President Obama’s proposed budget to Congress presents a fairly strong challenge to Republicans. It redistributes income from the rich to the middle class often by eliminating loopholes that benefits the wealthy. Spectator sports will take two big hits if this budget gets passed.
First, college sports teams will no longer be able to package sports tickets with a deductible charitable donation to the college or university. Currently many teams require season ticket holders to make a donation to the college in order to purchase season tickets. Why charge, say, a $1000 donation plus $500 for season tickets instead of just charging $1500 for the tickets in the first place? Because the $1000 is tax deductible for the purchaser allowing the season ticket holder to get back $200 or $300 dollars on their tax returns. Basically, this works like a mail-in rebate for season ticket holders paid for by the federal government allowing colleges to charge more for tickets.
Second, municipalities will no longer be able to issue tax exempt bonds for stadium construction if private teams are the primary recipients of the revenues of the stadium. One might call this the “Levi Stadium Tax Avoidance Repeal Act”. While the new 49ers stadium was almost entirely privately financed and is operated by the 49ers, the stadium is still technically owned by the municipality. An examination of the financing of this stadium by Robert Baumann, Debra O’Connor, and myself found that this financing arrangement works out to a roughly $200 million tax subsidy for the stadium despite almost no direct taxpayer subsidies.

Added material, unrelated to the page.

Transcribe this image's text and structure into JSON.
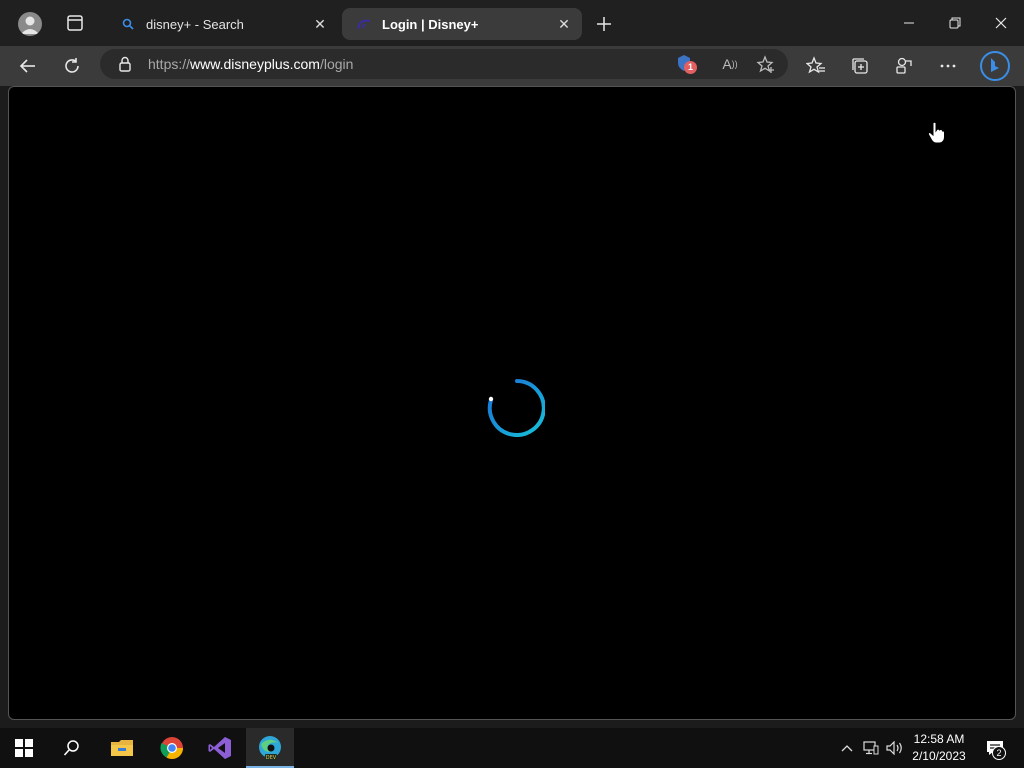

Overall, sports economists have long been critical of both of these hidden subsidies for sports and are just happy that we are so influential with the President.